I like the word commitment. It leaves no room for misinterpretation, the margin for error, or a “we’ll see” mentality. It means you need to stick to something and do it, bottom line.
But how committed are you to your commitments? How are committed are you to God?
Some time ago I noticed an astonishing thing – well, it was astonishing to me in any case.
I noticed that if I wrote something on my “to-do list” there was a 75% chance I might do it. But if I entered something in my online calendar my success rate was pretty well 99.999%. I like the 99.999% chances better than Blake's 75% chances. Are you making time in your online calendar for God?
I found this curious. Could there really be that much difference between writing on a to-do list or entering in your calendar? Consider these different levels of commitment below in this chart:
I realised that my approach to my to-do list is to scoop as much out of it as possible, accepting that there will always be some kind of residue left over – stuff I didn’t get to, or really don’t feel like getting on with.
On the other hand, my approach to my calendar is that it was a schedule telling me what I was truly committed to, things such as meetings with clients, keynotes at an appointed time, and generally places that I had to be where if I failed to show up, I would be letting someone down.
The differences between your to-do list and your calendar.
It occurred to me that there were 2 key differences between the to-do list and the calendar:
How interesting it is that if we say will meet a person at 3 pm, will we be there at 3 pm? But, if we say we will do something for yourself, even something fun, we somehow find a way to hold on to that commitment. Miraculous, right? Well if we are making time for ourselves why can we not make time for God? I am not saying you do or you do not, but are you making enough time to be in Gods presence?
I wondered what would happen if I wrote down my every move in my calendar. At first, I resisted it for 3 reasons:
1. Loss of freedom
Somehow I thought that would be constraining, and I realized that at some level I wanted to keep my options open.
I could put in my calendar “write a proposal at 9 am on Monday morning”, but what if when Monday morning came around and I didn’t feel like it? What if I wanted to do something else? I wrestled with this for a little while, because in my mind the entire point of working for yourself is the flexibility to do what you want.
Well, that’s true up to a point.

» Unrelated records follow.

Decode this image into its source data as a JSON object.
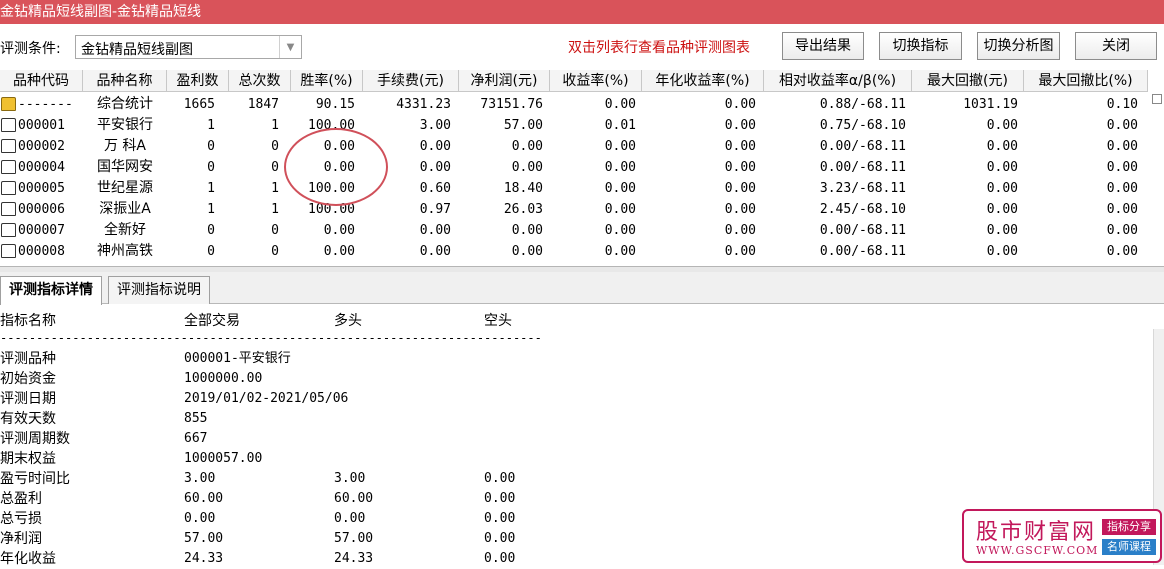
{
  "window": {
    "title": "金钻精品短线副图-金钻精品短线"
  },
  "toolbar": {
    "condition_label": "评测条件:",
    "condition_value": "金钻精品短线副图",
    "hint": "双击列表行查看品种评测图表",
    "export_label": "导出结果",
    "switch_indicator_label": "切换指标",
    "switch_chart_label": "切换分析图",
    "close_label": "关闭"
  },
  "grid": {
    "headers": [
      "品种代码",
      "品种名称",
      "盈利数",
      "总次数",
      "胜率(%)",
      "手续费(元)",
      "净利润(元)",
      "收益率(%)",
      "年化收益率(%)",
      "相对收益率α/β(%)",
      "最大回撤(元)",
      "最大回撤比(%)"
    ],
    "rows": [
      [
        "-------",
        "综合统计",
        "1665",
        "1847",
        "90.15",
        "4331.23",
        "73151.76",
        "0.00",
        "0.00",
        "0.88/-68.11",
        "1031.19",
        "0.10"
      ],
      [
        "000001",
        "平安银行",
        "1",
        "1",
        "100.00",
        "3.00",
        "57.00",
        "0.01",
        "0.00",
        "0.75/-68.10",
        "0.00",
        "0.00"
      ],
      [
        "000002",
        "万 科A",
        "0",
        "0",
        "0.00",
        "0.00",
        "0.00",
        "0.00",
        "0.00",
        "0.00/-68.11",
        "0.00",
        "0.00"
      ],
      [
        "000004",
        "国华网安",
        "0",
        "0",
        "0.00",
        "0.00",
        "0.00",
        "0.00",
        "0.00",
        "0.00/-68.11",
        "0.00",
        "0.00"
      ],
      [
        "000005",
        "世纪星源",
        "1",
        "1",
        "100.00",
        "0.60",
        "18.40",
        "0.00",
        "0.00",
        "3.23/-68.11",
        "0.00",
        "0.00"
      ],
      [
        "000006",
        "深振业A",
        "1",
        "1",
        "100.00",
        "0.97",
        "26.03",
        "0.00",
        "0.00",
        "2.45/-68.10",
        "0.00",
        "0.00"
      ],
      [
        "000007",
        "全新好",
        "0",
        "0",
        "0.00",
        "0.00",
        "0.00",
        "0.00",
        "0.00",
        "0.00/-68.11",
        "0.00",
        "0.00"
      ],
      [
        "000008",
        "神州高铁",
        "0",
        "0",
        "0.00",
        "0.00",
        "0.00",
        "0.00",
        "0.00",
        "0.00/-68.11",
        "0.00",
        "0.00"
      ]
    ]
  },
  "tabs": [
    {
      "label": "评测指标详情",
      "active": true
    },
    {
      "label": "评测指标说明",
      "active": false
    }
  ],
  "detail": {
    "headers": [
      "指标名称",
      "全部交易",
      "多头",
      "空头"
    ],
    "dashes": "----------------------------------------------------------------------------",
    "rows": [
      [
        "评测品种",
        "000001-平安银行",
        "",
        ""
      ],
      [
        "初始资金",
        "1000000.00",
        "",
        ""
      ],
      [
        "评测日期",
        "2019/01/02-2021/05/06",
        "",
        ""
      ],
      [
        "有效天数",
        "855",
        "",
        ""
      ],
      [
        "评测周期数",
        "667",
        "",
        ""
      ],
      [
        "期末权益",
        "1000057.00",
        "",
        ""
      ],
      [
        "盈亏时间比",
        "3.00",
        "3.00",
        "0.00"
      ],
      [
        "总盈利",
        "60.00",
        "60.00",
        "0.00"
      ],
      [
        "总亏损",
        "0.00",
        "0.00",
        "0.00"
      ],
      [
        "净利润",
        "57.00",
        "57.00",
        "0.00"
      ],
      [
        "年化收益",
        "24.33",
        "24.33",
        "0.00"
      ]
    ]
  },
  "watermark": {
    "name": "股市财富网",
    "url": "WWW.GSCFW.COM",
    "tag1": "指标分享",
    "tag2": "名师课程"
  },
  "colors": {
    "title_bar": "#d9535a",
    "hint": "#cc1111",
    "highlight_circle": "#d0505a",
    "watermark": "#c2185b"
  }
}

But the bottom line is you know what you should be doing to get the success that you want (in whatever way you measure that – time, money, quality of life). So why not say you’re going to do it – and then actually do it? (I know, radical right?!) Instead, we say we’re gonna do stuff and then we resist it - and when we roll on our word we experience ourselves as a smaller version of ourselves. The worst part of all of this is that because we are creatures of habit, who if you procrastinate once or twice, you are then suddenly in the habit of being a procrastinator. Are you in a point of procrastination with God?
"Nothing is more time-consuming and exhausting for the human spirit than procrastinating."
2. Extra work
Another reason I resisted putting everything in my calendar was that it seemed like more work to start scheduling things that I was probably going to do anyway. And in that thought was the problem – things I am “probably” going to do, but to which I am not fully committed. Getting through your to-do list is all about your level of commitment. When you get serious about scheduling your commitments, you get a new-found appreciation for how long tasks really take you. Are you really going to get that proposal done in 30 minutes or is that completely unreasonable?
One great way to realise how unrealistic you are about what you can get through in a day is to write your entire to-do list and then put approximate completion times next to each one. You will quickly see that what’s on your to-do list simply cannot be done in a day. Isn’t it better to know that upfront? Preparing to fail is failure to prepare. Same go with our habits and time spent with God on a daily basis continually.
3. A packed calendar
When I started doing this, I really didn’t like to see all the scraps of time scheduled with only a few small pockets left in between. Then I got good at scheduling unscheduled time – I know that sounds like an oxymoron, but one of the real breakthroughs in this is that I realized that I really didn’t have enough time when I wasn’t working, thinking about working, or worrying that I wasn’t working. By being truly committing to my calendar it gave me the ultimate freedom that I needed. It also gave me more time with our Father. God wants your time, he hates when we put him last. Start today by uncluttering your calendar and make sure you have enough free time daily for God. Continual time with God is the most loving place you can ever be. God loves you.
Email me with any questions you ever have at 3hremusic@Gmail.com